Stored records
--------------------------------------------------
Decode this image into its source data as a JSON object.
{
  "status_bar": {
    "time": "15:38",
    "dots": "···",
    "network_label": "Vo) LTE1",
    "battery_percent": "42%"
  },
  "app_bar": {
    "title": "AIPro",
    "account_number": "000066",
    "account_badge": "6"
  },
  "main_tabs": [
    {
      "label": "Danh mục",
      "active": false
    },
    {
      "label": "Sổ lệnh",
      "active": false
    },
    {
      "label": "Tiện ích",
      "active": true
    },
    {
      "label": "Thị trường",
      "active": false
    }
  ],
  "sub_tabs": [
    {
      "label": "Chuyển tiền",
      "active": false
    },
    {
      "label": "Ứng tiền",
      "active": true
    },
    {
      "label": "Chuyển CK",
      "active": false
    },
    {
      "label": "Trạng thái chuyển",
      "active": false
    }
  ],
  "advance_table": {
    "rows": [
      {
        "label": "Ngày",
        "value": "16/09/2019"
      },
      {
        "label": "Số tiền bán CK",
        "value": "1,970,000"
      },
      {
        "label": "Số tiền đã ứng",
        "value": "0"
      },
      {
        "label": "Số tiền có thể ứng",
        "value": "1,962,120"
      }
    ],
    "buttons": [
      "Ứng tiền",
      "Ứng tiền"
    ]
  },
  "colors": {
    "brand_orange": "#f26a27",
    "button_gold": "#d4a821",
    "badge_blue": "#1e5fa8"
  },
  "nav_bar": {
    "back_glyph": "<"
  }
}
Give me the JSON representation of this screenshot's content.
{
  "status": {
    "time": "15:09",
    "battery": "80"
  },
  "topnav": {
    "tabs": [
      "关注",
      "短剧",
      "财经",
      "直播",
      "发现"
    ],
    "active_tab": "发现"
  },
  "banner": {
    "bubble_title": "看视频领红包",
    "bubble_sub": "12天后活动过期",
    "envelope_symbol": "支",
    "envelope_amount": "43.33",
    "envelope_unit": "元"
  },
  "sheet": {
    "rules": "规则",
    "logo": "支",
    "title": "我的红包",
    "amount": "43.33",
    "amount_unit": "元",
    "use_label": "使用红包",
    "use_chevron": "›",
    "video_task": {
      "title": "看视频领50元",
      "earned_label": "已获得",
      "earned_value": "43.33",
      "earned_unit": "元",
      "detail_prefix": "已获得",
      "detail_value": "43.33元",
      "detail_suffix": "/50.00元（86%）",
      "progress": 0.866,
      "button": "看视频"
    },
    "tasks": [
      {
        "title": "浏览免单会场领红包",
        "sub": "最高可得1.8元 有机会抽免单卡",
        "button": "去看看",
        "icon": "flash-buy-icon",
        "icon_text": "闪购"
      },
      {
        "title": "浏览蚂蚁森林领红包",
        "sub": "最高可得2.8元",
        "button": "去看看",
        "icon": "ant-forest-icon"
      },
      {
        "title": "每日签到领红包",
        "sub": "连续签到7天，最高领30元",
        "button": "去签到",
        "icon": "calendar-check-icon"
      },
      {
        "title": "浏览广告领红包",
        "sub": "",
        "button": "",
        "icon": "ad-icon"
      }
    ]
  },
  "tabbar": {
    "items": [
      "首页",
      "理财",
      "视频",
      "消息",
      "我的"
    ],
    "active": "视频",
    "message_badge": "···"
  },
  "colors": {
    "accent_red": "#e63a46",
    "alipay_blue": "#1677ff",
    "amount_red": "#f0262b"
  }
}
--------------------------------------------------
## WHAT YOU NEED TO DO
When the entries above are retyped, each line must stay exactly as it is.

## OUTPUT BELOW
Decode this image into its source data as a JSON object.
{
  "status_bar": {
    "time": "15:38",
    "dots": "···",
    "network_label": "Vo) LTE1",
    "battery_percent": "42%"
  },
  "app_bar": {
    "title": "AIPro",
    "account_number": "000066",
    "account_badge": "6"
  },
  "main_tabs": [
    {
      "label": "Danh mục",
      "active": false
    },
    {
      "label": "Sổ lệnh",
      "active": false
    },
    {
      "label": "Tiện ích",
      "active": true
    },
    {
      "label": "Thị trường",
      "active": false
    }
  ],
  "sub_tabs": [
    {
      "label": "Chuyển tiền",
      "active": false
    },
    {
      "label": "Ứng tiền",
      "active": true
    },
    {
      "label": "Chuyển CK",
      "active": false
    },
    {
      "label": "Trạng thái chuyển",
      "active": false
    }
  ],
  "advance_table": {
    "rows": [
      {
        "label": "Ngày",
        "value": "16/09/2019"
      },
      {
        "label": "Số tiền bán CK",
        "value": "1,970,000"
      },
      {
        "label": "Số tiền đã ứng",
        "value": "0"
      },
      {
        "label": "Số tiền có thể ứng",
        "value": "1,962,120"
      }
    ],
    "buttons": [
      "Ứng tiền",
      "Ứng tiền"
    ]
  },
  "colors": {
    "brand_orange": "#f26a27",
    "button_gold": "#d4a821",
    "badge_blue": "#1e5fa8"
  },
  "nav_bar": {
    "back_glyph": "<"
  }
}
Give me the JSON representation of this screenshot's content.
{
  "status": {
    "time": "15:09",
    "battery": "80"
  },
  "topnav": {
    "tabs": [
      "关注",
      "短剧",
      "财经",
      "直播",
      "发现"
    ],
    "active_tab": "发现"
  },
  "banner": {
    "bubble_title": "看视频领红包",
    "bubble_sub": "12天后活动过期",
    "envelope_symbol": "支",
    "envelope_amount": "43.33",
    "envelope_unit": "元"
  },
  "sheet": {
    "rules": "规则",
    "logo": "支",
    "title": "我的红包",
    "amount": "43.33",
    "amount_unit": "元",
    "use_label": "使用红包",
    "use_chevron": "›",
    "video_task": {
      "title": "看视频领50元",
      "earned_label": "已获得",
      "earned_value": "43.33",
      "earned_unit": "元",
      "detail_prefix": "已获得",
      "detail_value": "43.33元",
      "detail_suffix": "/50.00元（86%）",
      "progress": 0.866,
      "button": "看视频"
    },
    "tasks": [
      {
        "title": "浏览免单会场领红包",
        "sub": "最高可得1.8元 有机会抽免单卡",
        "button": "去看看",
        "icon": "flash-buy-icon",
        "icon_text": "闪购"
      },
      {
        "title": "浏览蚂蚁森林领红包",
        "sub": "最高可得2.8元",
        "button": "去看看",
        "icon": "ant-forest-icon"
      },
      {
        "title": "每日签到领红包",
        "sub": "连续签到7天，最高领30元",
        "button": "去签到",
        "icon": "calendar-check-icon"
      },
      {
        "title": "浏览广告领红包",
        "sub": "",
        "button": "",
        "icon": "ad-icon"
      }
    ]
  },
  "tabbar": {
    "items": [
      "首页",
      "理财",
      "视频",
      "消息",
      "我的"
    ],
    "active": "视频",
    "message_badge": "···"
  },
  "colors": {
    "accent_red": "#e63a46",
    "alipay_blue": "#1677ff",
    "amount_red": "#f0262b"
  }
}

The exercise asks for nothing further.